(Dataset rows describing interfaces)
· · · ·
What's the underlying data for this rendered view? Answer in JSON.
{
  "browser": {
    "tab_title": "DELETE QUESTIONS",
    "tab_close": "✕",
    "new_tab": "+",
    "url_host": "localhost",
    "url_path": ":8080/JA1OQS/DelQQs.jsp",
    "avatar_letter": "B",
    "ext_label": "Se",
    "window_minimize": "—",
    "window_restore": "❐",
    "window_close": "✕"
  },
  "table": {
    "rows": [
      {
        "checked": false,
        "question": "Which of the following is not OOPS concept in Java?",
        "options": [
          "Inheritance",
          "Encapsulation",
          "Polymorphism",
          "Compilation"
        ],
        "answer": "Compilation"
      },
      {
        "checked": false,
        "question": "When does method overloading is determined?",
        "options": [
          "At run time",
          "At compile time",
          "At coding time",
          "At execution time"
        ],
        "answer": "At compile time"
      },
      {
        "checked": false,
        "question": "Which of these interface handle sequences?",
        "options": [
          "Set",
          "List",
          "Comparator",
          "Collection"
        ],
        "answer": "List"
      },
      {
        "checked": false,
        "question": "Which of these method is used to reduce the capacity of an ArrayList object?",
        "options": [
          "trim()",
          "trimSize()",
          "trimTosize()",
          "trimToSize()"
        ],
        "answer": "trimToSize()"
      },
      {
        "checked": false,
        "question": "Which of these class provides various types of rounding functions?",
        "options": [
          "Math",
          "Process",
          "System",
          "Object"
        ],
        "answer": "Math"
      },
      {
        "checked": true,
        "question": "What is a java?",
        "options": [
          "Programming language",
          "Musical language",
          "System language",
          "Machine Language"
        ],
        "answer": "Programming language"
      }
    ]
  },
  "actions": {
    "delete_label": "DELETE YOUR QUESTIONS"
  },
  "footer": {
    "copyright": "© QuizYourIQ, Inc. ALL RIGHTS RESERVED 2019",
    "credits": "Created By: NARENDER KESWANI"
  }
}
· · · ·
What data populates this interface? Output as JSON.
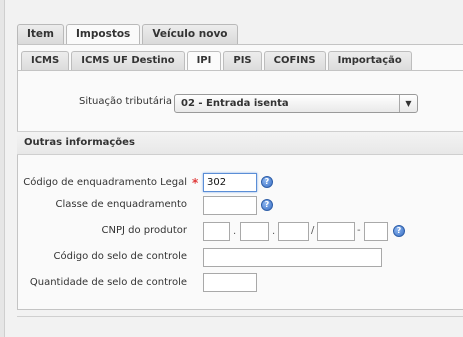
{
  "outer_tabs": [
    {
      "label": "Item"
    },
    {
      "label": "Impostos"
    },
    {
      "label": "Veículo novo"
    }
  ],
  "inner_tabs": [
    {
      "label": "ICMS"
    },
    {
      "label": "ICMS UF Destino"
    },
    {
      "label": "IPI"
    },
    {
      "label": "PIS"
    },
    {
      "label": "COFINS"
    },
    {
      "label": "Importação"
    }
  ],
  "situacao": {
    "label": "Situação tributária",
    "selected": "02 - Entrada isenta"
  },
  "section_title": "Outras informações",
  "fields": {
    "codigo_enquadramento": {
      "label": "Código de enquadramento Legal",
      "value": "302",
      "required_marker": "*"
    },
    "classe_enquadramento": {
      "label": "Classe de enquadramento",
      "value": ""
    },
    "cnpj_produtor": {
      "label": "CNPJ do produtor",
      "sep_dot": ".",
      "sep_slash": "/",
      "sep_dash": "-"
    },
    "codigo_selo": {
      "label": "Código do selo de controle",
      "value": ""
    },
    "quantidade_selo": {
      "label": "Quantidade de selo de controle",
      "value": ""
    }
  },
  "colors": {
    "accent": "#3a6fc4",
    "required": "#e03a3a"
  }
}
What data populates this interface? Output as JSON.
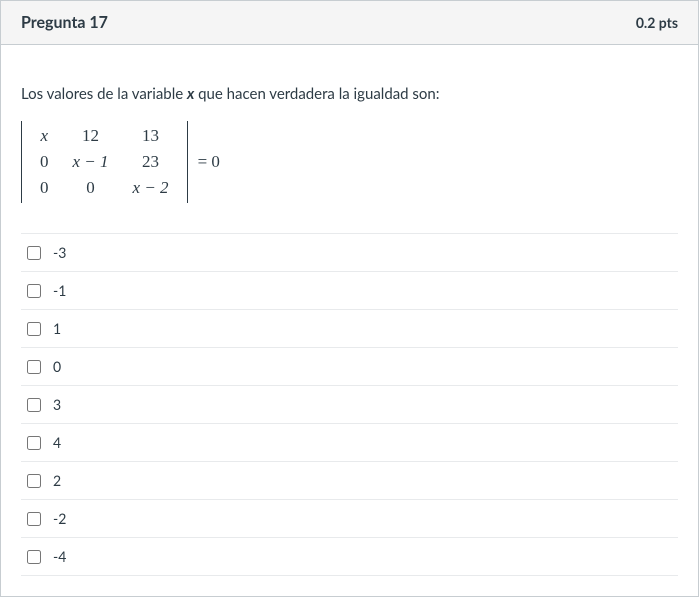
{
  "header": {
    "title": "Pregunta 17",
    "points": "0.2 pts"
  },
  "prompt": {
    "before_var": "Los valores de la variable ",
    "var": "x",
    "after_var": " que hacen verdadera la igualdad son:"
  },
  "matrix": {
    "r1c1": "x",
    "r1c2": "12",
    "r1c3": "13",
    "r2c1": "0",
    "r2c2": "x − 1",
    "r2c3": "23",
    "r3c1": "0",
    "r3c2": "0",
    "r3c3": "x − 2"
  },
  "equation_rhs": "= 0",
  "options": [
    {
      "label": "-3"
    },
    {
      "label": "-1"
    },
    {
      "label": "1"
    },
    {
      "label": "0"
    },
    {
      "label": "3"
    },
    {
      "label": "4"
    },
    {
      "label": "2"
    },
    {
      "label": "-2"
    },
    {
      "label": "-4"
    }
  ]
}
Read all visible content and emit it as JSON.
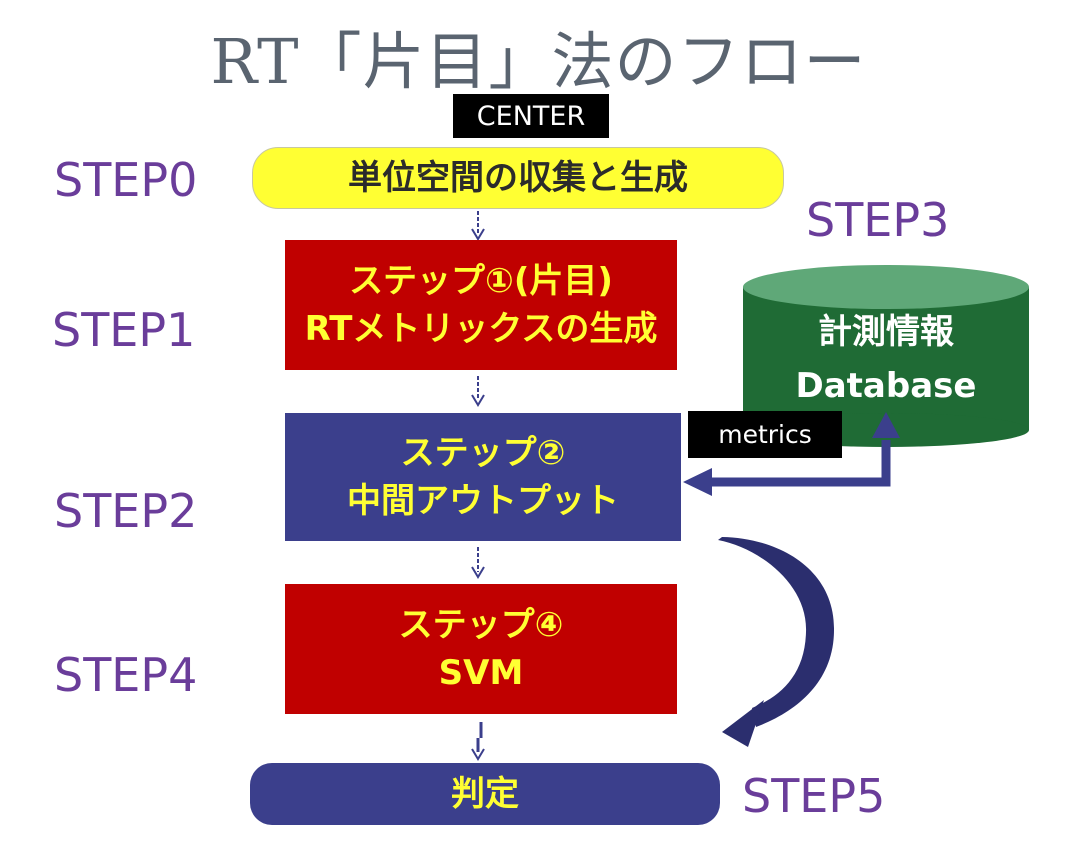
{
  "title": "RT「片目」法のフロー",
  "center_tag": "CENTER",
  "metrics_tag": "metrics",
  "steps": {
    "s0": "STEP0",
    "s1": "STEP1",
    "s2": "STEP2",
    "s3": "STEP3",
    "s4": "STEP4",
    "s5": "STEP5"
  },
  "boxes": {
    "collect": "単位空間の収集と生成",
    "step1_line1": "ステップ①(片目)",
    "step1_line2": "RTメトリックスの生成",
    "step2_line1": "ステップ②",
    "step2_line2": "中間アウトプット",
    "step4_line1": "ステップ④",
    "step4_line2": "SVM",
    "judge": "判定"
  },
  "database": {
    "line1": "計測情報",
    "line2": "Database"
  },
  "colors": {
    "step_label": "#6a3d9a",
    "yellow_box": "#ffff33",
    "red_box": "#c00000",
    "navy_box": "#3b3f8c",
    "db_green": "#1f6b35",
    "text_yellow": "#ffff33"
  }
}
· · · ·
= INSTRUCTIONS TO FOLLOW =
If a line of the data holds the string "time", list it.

= ANSWER BELOW =
          "At run time",
          "At compile time",
          "At coding time",
          "At execution time"
        "answer": "At compile time"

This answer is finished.